Some are dumping wives and families, taking new ones, and inventing new halachic rules to justify their sinning. And some of them have changed their names and moved state or country to hide their past. But the past always catches up with you eventually.
But even in times of plenty a minister should not be begging for money. When the apostle Paul was short of money, did he threaten, cajole and plead with the assemblies for cash? No. What did he do? He worked at an honourable profession - he made tents (not prayer shawls or Judaica trinkets as some wishful-thinking Messianics would have you believe). In other words, whining ministers should get off their backsides and get a job.
Ministers are supposed to set an example. Except for a short three-year period, Yah'shua earned His living as a carpenter. Yes, there are times and seasons when ministers may require support in order to carry out a heavenly assignment but it is not some divine right, let alone a permanent one. If it was, Paul would not have taken his trade with him on his missionary journeys.
"For even when we were with you, we commanded you this: If anyone will not work, neither shall he eat. For we hear that there are some who walk among you in a disorderly manner, not working at all, but are busybodies.
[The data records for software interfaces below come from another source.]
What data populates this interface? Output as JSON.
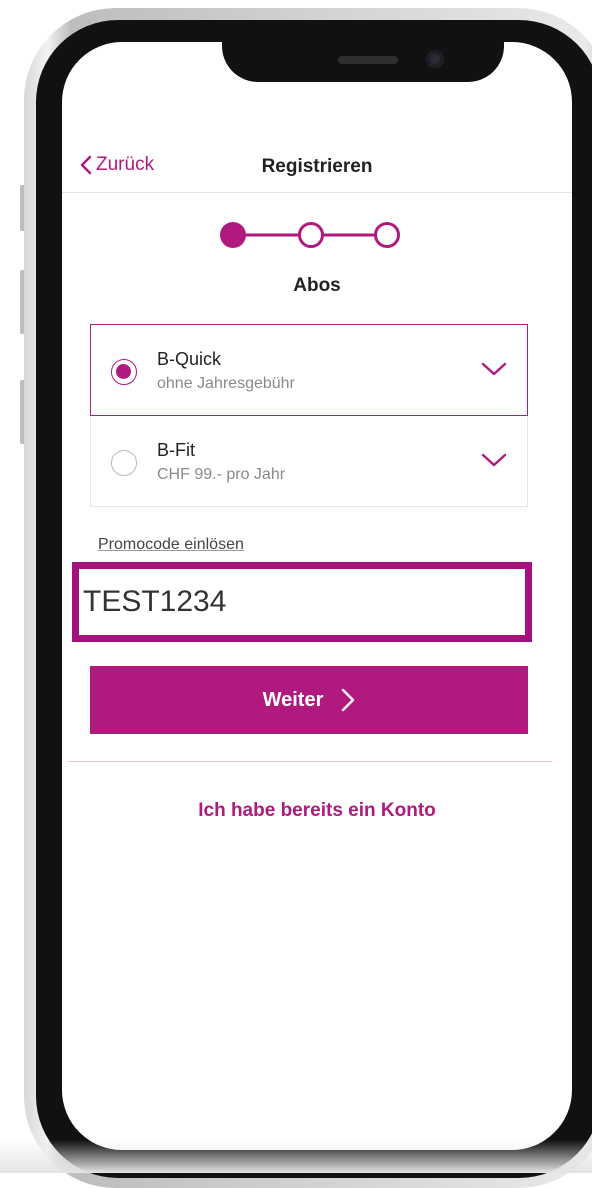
{
  "nav": {
    "back_label": "Zurück",
    "title": "Registrieren"
  },
  "stepper": {
    "current_step": 1,
    "total_steps": 3
  },
  "section": {
    "title": "Abos"
  },
  "plans": [
    {
      "name": "B-Quick",
      "subtitle": "ohne Jahresgebühr",
      "selected": true
    },
    {
      "name": "B-Fit",
      "subtitle": "CHF 99.- pro Jahr",
      "selected": false
    }
  ],
  "promo": {
    "label": "Promocode einlösen",
    "value": "TEST1234"
  },
  "actions": {
    "continue_label": "Weiter",
    "login_link": "Ich habe bereits ein Konto"
  },
  "colors": {
    "accent": "#b0197e",
    "highlight_border": "#a4127d"
  }
}
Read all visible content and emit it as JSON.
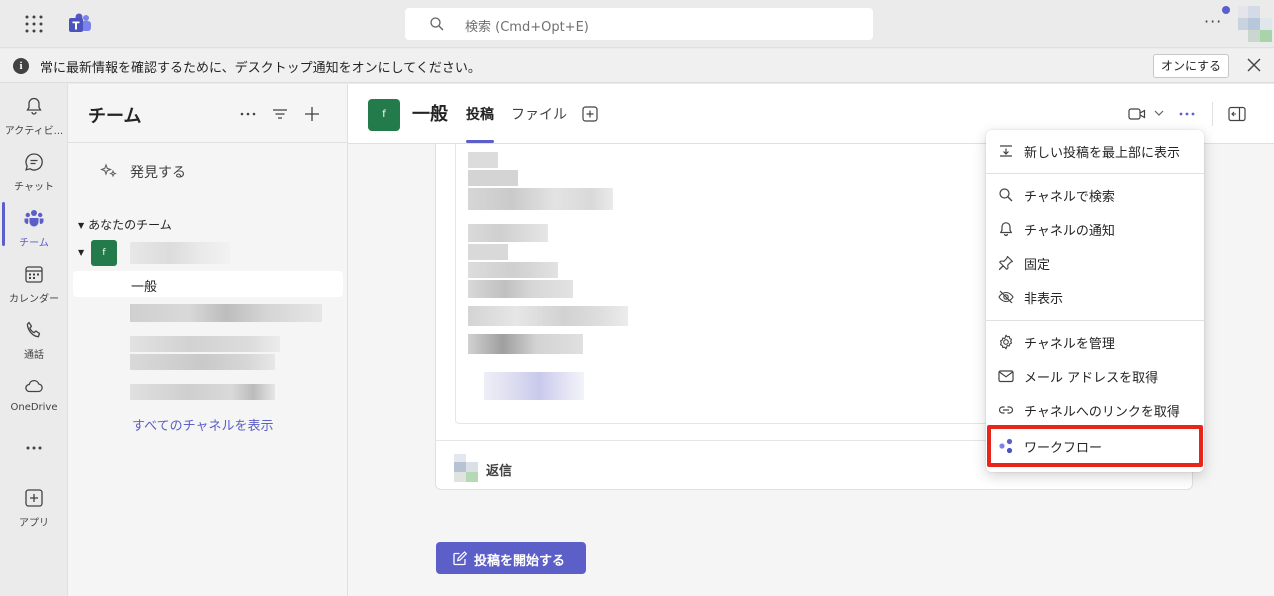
{
  "topbar": {
    "search_placeholder": "検索 (Cmd+Opt+E)"
  },
  "banner": {
    "message": "常に最新情報を確認するために、デスクトップ通知をオンにしてください。",
    "button_label": "オンにする",
    "info_icon": "i"
  },
  "rail": {
    "items": [
      {
        "label": "アクティビ...",
        "icon": "bell-icon"
      },
      {
        "label": "チャット",
        "icon": "chat-icon"
      },
      {
        "label": "チーム",
        "icon": "teams-icon"
      },
      {
        "label": "カレンダー",
        "icon": "calendar-icon"
      },
      {
        "label": "通話",
        "icon": "phone-icon"
      },
      {
        "label": "OneDrive",
        "icon": "cloud-icon"
      },
      {
        "label": "アプリ",
        "icon": "add-apps-icon"
      }
    ],
    "active_color": "#5b5fc7"
  },
  "panel": {
    "title": "チーム",
    "discover_label": "発見する",
    "section_header": "あなたのチーム",
    "team_initial": "f",
    "active_channel": "一般",
    "all_channels_link": "すべてのチャネルを表示"
  },
  "channel": {
    "initial": "f",
    "name": "一般",
    "tabs": [
      "投稿",
      "ファイル"
    ],
    "reply_label": "返信",
    "new_post_label": "投稿を開始する"
  },
  "menu": {
    "items": [
      {
        "label": "新しい投稿を最上部に表示",
        "icon": "sort-top-icon"
      },
      {
        "label": "チャネルで検索",
        "icon": "search-icon"
      },
      {
        "label": "チャネルの通知",
        "icon": "bell-icon"
      },
      {
        "label": "固定",
        "icon": "pin-icon"
      },
      {
        "label": "非表示",
        "icon": "eye-off-icon"
      },
      {
        "label": "チャネルを管理",
        "icon": "gear-icon"
      },
      {
        "label": "メール アドレスを取得",
        "icon": "mail-icon"
      },
      {
        "label": "チャネルへのリンクを取得",
        "icon": "link-icon"
      },
      {
        "label": "ワークフロー",
        "icon": "workflow-icon"
      }
    ]
  },
  "colors": {
    "brand": "#5b5fc7",
    "team_avatar": "#237b4b",
    "highlight": "#e8251b"
  }
}
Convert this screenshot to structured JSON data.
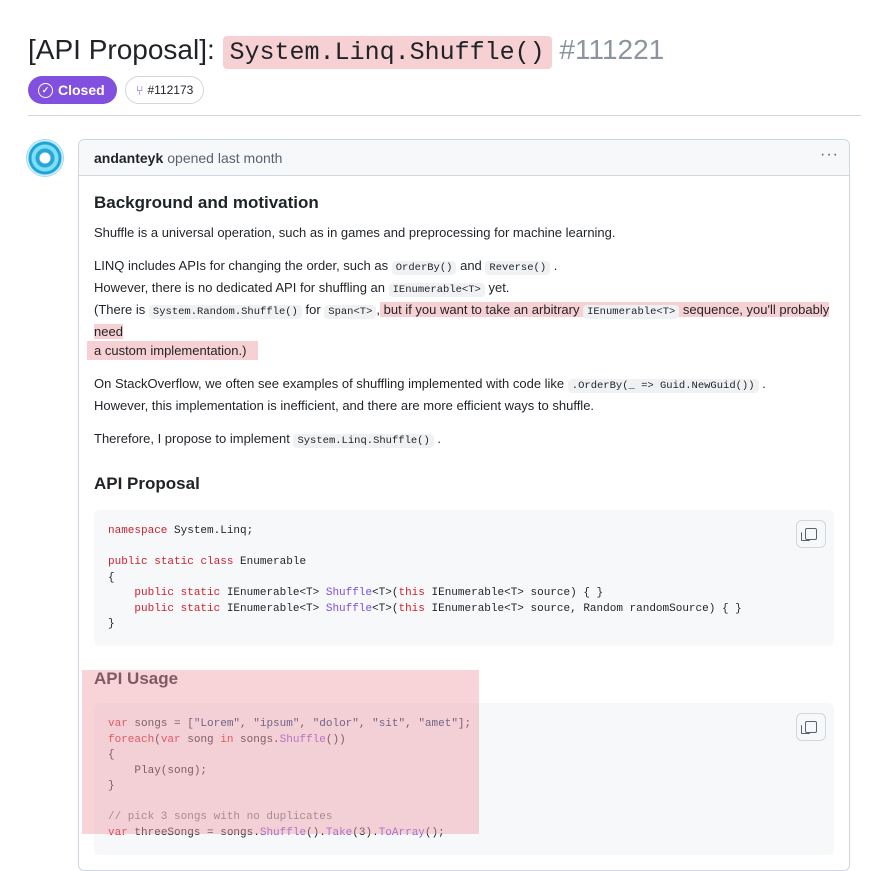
{
  "issue": {
    "title_prefix": "[API Proposal]:",
    "title_code": "System.Linq.Shuffle()",
    "number": "#111221",
    "state": "Closed",
    "linked_pr": "#112173"
  },
  "comment": {
    "author": "andanteyk",
    "meta": "opened last month",
    "more_label": "···"
  },
  "sections": {
    "background_heading": "Background and motivation",
    "p1": "Shuffle is a universal operation, such as in games and preprocessing for machine learning.",
    "p2_a": "LINQ includes APIs for changing the order, such as",
    "p2_code1": "OrderBy()",
    "p2_b": "and",
    "p2_code2": "Reverse()",
    "p2_c": ".",
    "p3_a": "However, there is no dedicated API for shuffling an",
    "p3_code": "IEnumerable<T>",
    "p3_b": "yet.",
    "p4_a": "(There is",
    "p4_code1": "System.Random.Shuffle()",
    "p4_b": "for",
    "p4_code2": "Span<T>",
    "p4_c": ",",
    "p4_d": " but if you want to take an arbitrary",
    "p4_code3": "IEnumerable<T>",
    "p4_e": "sequence, you'll probably need",
    "p4_f": "a custom implementation.)",
    "p5_a": "On StackOverflow, we often see examples of shuffling implemented with code like",
    "p5_code": ".OrderBy(_ => Guid.NewGuid())",
    "p5_b": ".",
    "p6": "However, this implementation is inefficient, and there are more efficient ways to shuffle.",
    "p7_a": "Therefore, I propose to implement",
    "p7_code": "System.Linq.Shuffle()",
    "p7_b": ".",
    "proposal_heading": "API Proposal",
    "usage_heading": "API Usage"
  },
  "code_proposal": {
    "l1_kw": "namespace",
    "l1_rest": " System.Linq;",
    "l3_kw1": "public",
    "l3_kw2": "static",
    "l3_kw3": "class",
    "l3_rest": " Enumerable",
    "l4": "{",
    "l5_kw1": "public",
    "l5_kw2": "static",
    "l5_a": " IEnumerable<T> ",
    "l5_fn": "Shuffle",
    "l5_b": "<T>(",
    "l5_kw3": "this",
    "l5_c": " IEnumerable<T> source) { }",
    "l6_kw1": "public",
    "l6_kw2": "static",
    "l6_a": " IEnumerable<T> ",
    "l6_fn": "Shuffle",
    "l6_b": "<T>(",
    "l6_kw3": "this",
    "l6_c": " IEnumerable<T> source, Random randomSource) { }",
    "l7": "}"
  },
  "code_usage": {
    "l1_kw": "var",
    "l1_a": " songs = [",
    "l1_s1": "\"Lorem\"",
    "l1_s2": "\"ipsum\"",
    "l1_s3": "\"dolor\"",
    "l1_s4": "\"sit\"",
    "l1_s5": "\"amet\"",
    "l1_b": "];",
    "l2_kw1": "foreach",
    "l2_a": "(",
    "l2_kw2": "var",
    "l2_b": " song ",
    "l2_kw3": "in",
    "l2_c": " songs.",
    "l2_fn": "Shuffle",
    "l2_d": "())",
    "l3": "{",
    "l4": "    Play(song);",
    "l5": "}",
    "l7": "// pick 3 songs with no duplicates",
    "l8_kw": "var",
    "l8_a": " threeSongs = songs.",
    "l8_fn1": "Shuffle",
    "l8_b": "().",
    "l8_fn2": "Take",
    "l8_c": "(3).",
    "l8_fn3": "ToArray",
    "l8_d": "();"
  },
  "colors": {
    "closed_badge": "#8250df",
    "highlight": "#f7d0d3",
    "keyword": "#cf222e",
    "function": "#8250df"
  },
  "icons": {
    "closed": "check-circle-icon",
    "pr": "git-merge-icon",
    "copy": "copy-icon"
  }
}
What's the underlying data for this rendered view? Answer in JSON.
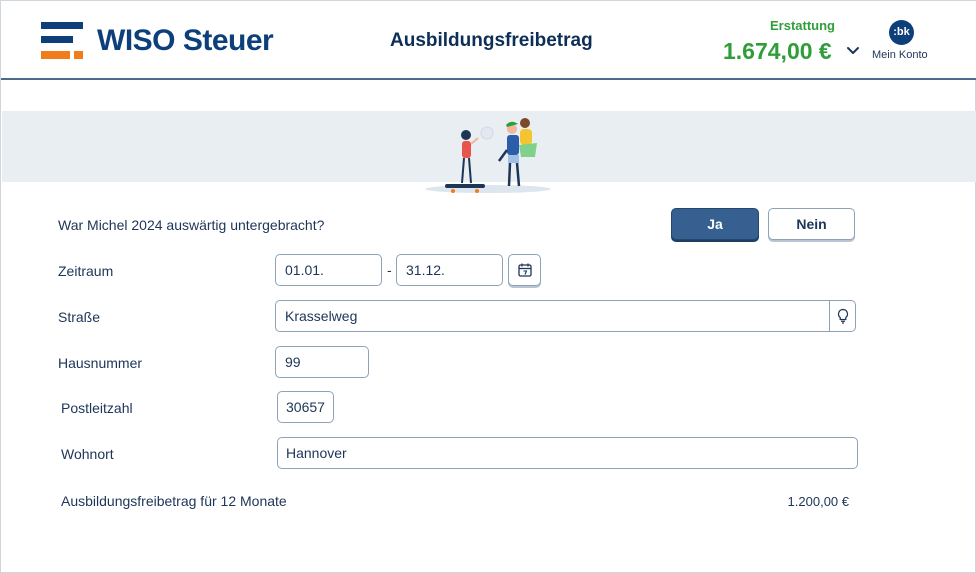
{
  "header": {
    "brand": "WISO Steuer",
    "title": "Ausbildungsfreibetrag",
    "refund_label": "Erstattung",
    "refund_amount": "1.674,00 €",
    "avatar_initials": ":bk",
    "account_label": "Mein Konto"
  },
  "form": {
    "question": "War Michel 2024 auswärtig untergebracht?",
    "yes_label": "Ja",
    "no_label": "Nein",
    "selected": "Ja",
    "period_label": "Zeitraum",
    "period_from": "01.01.",
    "period_separator": "-",
    "period_to": "31.12.",
    "street_label": "Straße",
    "street_value": "Krasselweg",
    "house_number_label": "Hausnummer",
    "house_number_value": "99",
    "zip_label": "Postleitzahl",
    "zip_value": "30657",
    "city_label": "Wohnort",
    "city_value": "Hannover",
    "allowance_label": "Ausbildungsfreibetrag für 12 Monate",
    "allowance_value": "1.200,00 €"
  },
  "colors": {
    "brand_blue": "#0d3f7a",
    "brand_orange": "#f07c1b",
    "refund_green": "#2f9e3a",
    "selected_button": "#36608f"
  },
  "icons": [
    "wiso-logo-icon",
    "chevron-down-icon",
    "calendar-icon",
    "lightbulb-icon"
  ]
}
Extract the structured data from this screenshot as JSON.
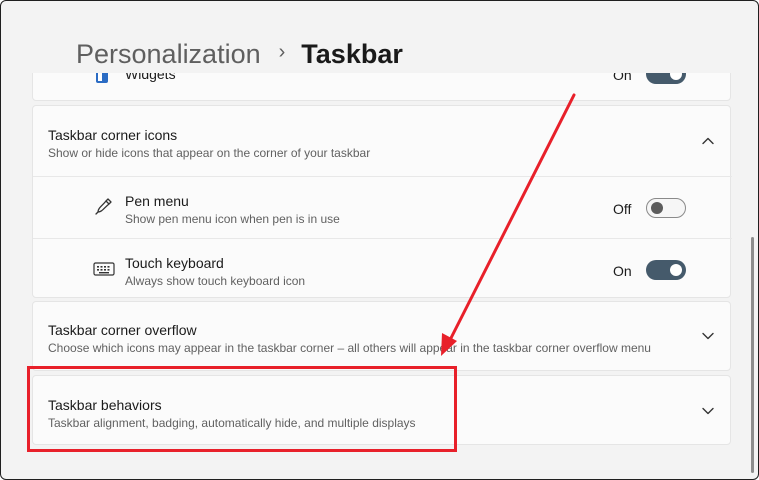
{
  "breadcrumb": {
    "parent": "Personalization",
    "separator": "›",
    "current": "Taskbar"
  },
  "widgets_row": {
    "label": "Widgets",
    "state_label": "On",
    "state": "on"
  },
  "corner_icons": {
    "title": "Taskbar corner icons",
    "subtitle": "Show or hide icons that appear on the corner of your taskbar",
    "expanded": true,
    "items": [
      {
        "title": "Pen menu",
        "subtitle": "Show pen menu icon when pen is in use",
        "state_label": "Off",
        "state": "off",
        "icon": "pen-icon"
      },
      {
        "title": "Touch keyboard",
        "subtitle": "Always show touch keyboard icon",
        "state_label": "On",
        "state": "on",
        "icon": "keyboard-icon"
      }
    ]
  },
  "corner_overflow": {
    "title": "Taskbar corner overflow",
    "subtitle": "Choose which icons may appear in the taskbar corner – all others will appear in the taskbar corner overflow menu"
  },
  "behaviors": {
    "title": "Taskbar behaviors",
    "subtitle": "Taskbar alignment, badging, automatically hide, and multiple displays"
  },
  "colors": {
    "background": "#f3f3f3",
    "card": "#fbfbfb",
    "toggle_on": "#455a6b",
    "annotation": "#e8202a"
  }
}
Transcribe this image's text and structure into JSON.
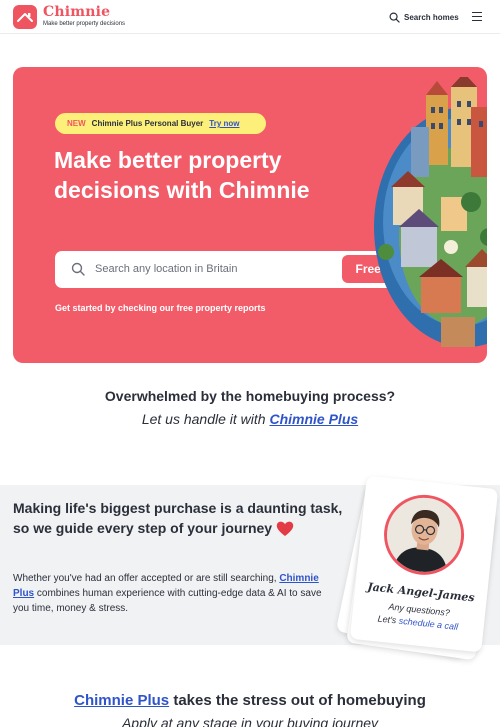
{
  "header": {
    "brand_name": "Chimnie",
    "tagline": "Make better property decisions",
    "search_label": "Search homes",
    "search_icon": "search-icon",
    "menu_icon": "hamburger-menu-icon"
  },
  "hero": {
    "badge": {
      "new": "NEW",
      "text": "Chimnie Plus Personal Buyer",
      "cta": "Try now"
    },
    "title": "Make better property decisions with Chimnie",
    "search_placeholder": "Search any location in Britain",
    "button": "Free reports",
    "subtitle": "Get started by checking our free property reports"
  },
  "overwhelmed": {
    "title": "Overwhelmed by the homebuying process?",
    "sub_prefix": "Let us handle it with ",
    "sub_link": "Chimnie Plus"
  },
  "guide": {
    "title": "Making life's biggest purchase is a daunting task, so we guide every step of your journey",
    "text_prefix": "Whether you've had an offer accepted or are still searching, ",
    "text_link": "Chimnie Plus",
    "text_suffix": " combines human experience with cutting-edge data & AI to save you time, money & stress."
  },
  "contact_card": {
    "name": "Jack Angel-James",
    "question": "Any questions?",
    "cta_prefix": "Let's ",
    "cta_link": "schedule a call"
  },
  "bottom": {
    "title_link": "Chimnie Plus",
    "title_suffix": " takes the stress out of homebuying",
    "subtitle": "Apply at any stage in your buying journey"
  },
  "colors": {
    "brand": "#ef5560",
    "hero_bg": "#f25c68",
    "link": "#2f54c9",
    "badge_bg": "#fdf07a",
    "band_bg": "#f1f2f4"
  }
}
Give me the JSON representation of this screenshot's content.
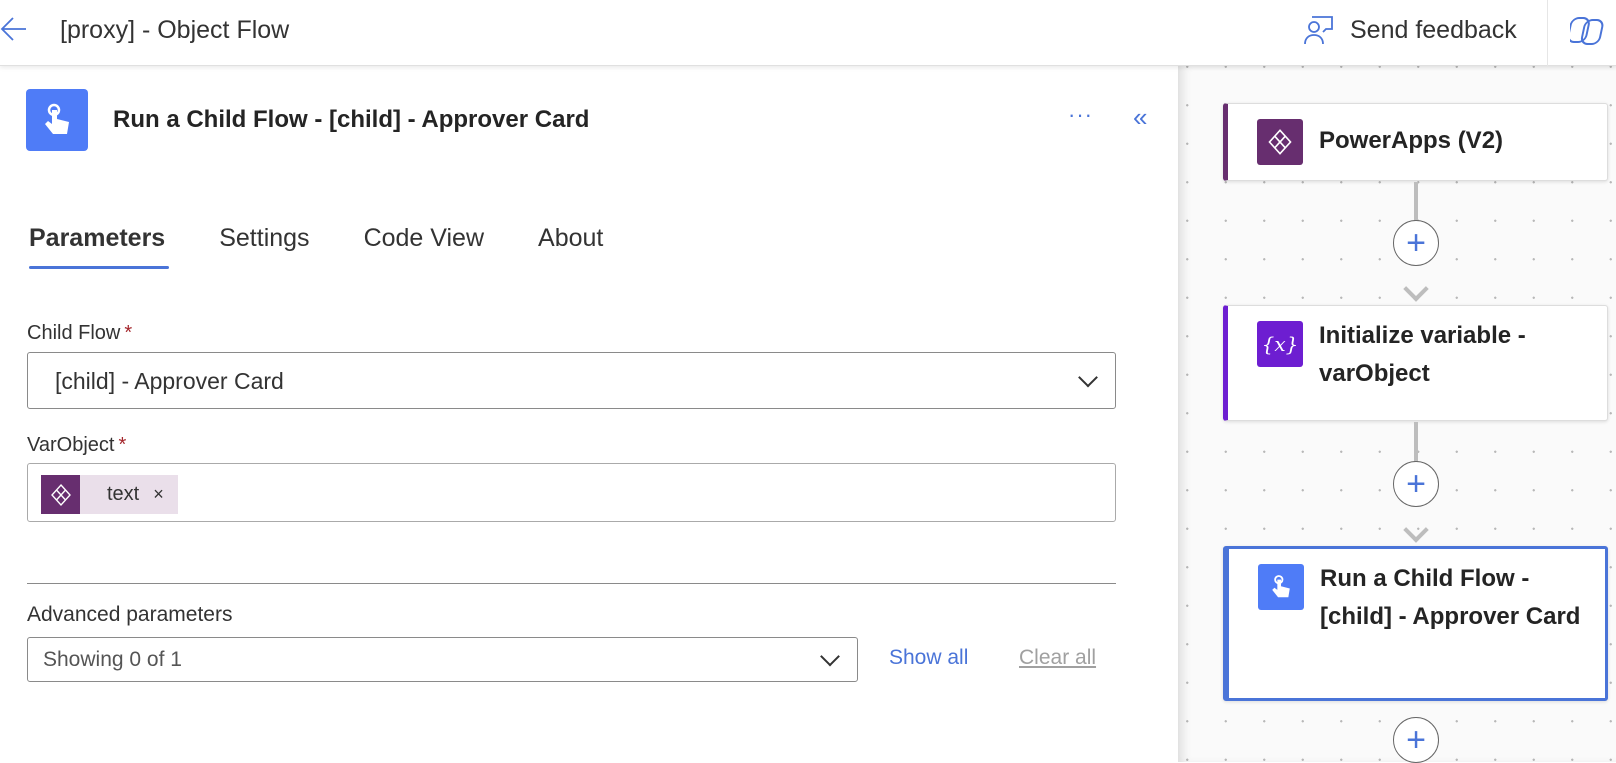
{
  "header": {
    "title": "[proxy] - Object Flow",
    "feedback_label": "Send feedback"
  },
  "panel": {
    "title": "Run a Child Flow - [child] - Approver Card",
    "more_label": "···",
    "tabs": [
      {
        "label": "Parameters"
      },
      {
        "label": "Settings"
      },
      {
        "label": "Code View"
      },
      {
        "label": "About"
      }
    ],
    "child_flow": {
      "label": "Child Flow",
      "required": "*",
      "value": "[child] - Approver Card"
    },
    "var_object": {
      "label": "VarObject",
      "required": "*",
      "token": "text",
      "token_remove": "×"
    },
    "advanced": {
      "label": "Advanced parameters",
      "value": "Showing 0 of 1",
      "show_all": "Show all",
      "clear_all": "Clear all"
    }
  },
  "canvas": {
    "cards": [
      {
        "label": "PowerApps (V2)",
        "accent": "#672e6f"
      },
      {
        "label": "Initialize variable - varObject",
        "accent": "#6d1ed1"
      },
      {
        "label": "Run a Child Flow - [child] - Approver Card",
        "accent": "#4a74d8"
      }
    ],
    "plus_label": "+"
  }
}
Now those who are such we command and exhort through our Master Yah'shua the Messiah that they work in quietness and eat their own bread" (2 Thess 3:9-12, NKJV).
When I was a Pastor in Norway, I had a full-time job and financed most of the work with my own paycheck. In hard times, when I retired because of ill-health, I got support from friends in other ministries who were God-sends, literally. Every now and then one of our own people would help, but that was rare. We even made a chapel in our own home to minimise congregational overheads.
And I believe that is how it should be. If a congregation asks for a travelling minister to visit them, they should expect to meet his travelling costs and show good hospitality - he should not have to pay for it himself. That was Paul's beef with some of the congregations he visited - he was invited but they didn't help him. But if Yahweh sends a minister somewhere uninvited, he should go trusting in Yahweh and take a trade with him, if necessary and if at all possible. If we are going to be ministers, we should learn multiple skills so that we too can earn our daily bread when we need and have to.
We don't need fancy buildings to minister the Gospel either, with all their overheads. Rather, "the testimony of our conscience [should be] that we conducted ourselves in the world in simplicity and godly sincerity, not with fleshly wisdom but by the grace of Elohim, and more abundantly toward you (our congregations)" (2 Cor.1:12, NKJV). I believe we should use the Prussian George Müller, who established orphanages in England, as our model: and though I am far from his stature personally, that is what I aspire to.
With so many opportunistic, wolverine ministers out there in both evangelical and messianic movements, believers need to be careful. And ministers need to repent before Yahweh disciplines them in front of everyone. They have the same carnal natures as ordinary folk and need to remember that. They put on their trousers just like you and me. They should be respected and honoured because of their offices (which Yahweh gave them) but treated as equals in all other respects.
Paul therefore had these words of counsel to give to Timothy and for prospective and actual ministers today:
"If you instruct the brethren...you will be a good minister of Yah'shua the Messiah, nourished in the words of faith and of the good doctrine which you have carefully followed. But reject profane and old wives' fables, and exercise yourself toward godliness. For bodily exercise profits a little, but godliness is profitable for all things, having promise of the life that now is and of that which is to come. This is a faithful saying and worthy of all acceptance. For to this end we both labour and suffer reproach, because we trust in the living Elohim, who is the Saviour of all men, especially of those who believe" (1 Tim 4:6-10, NKJV).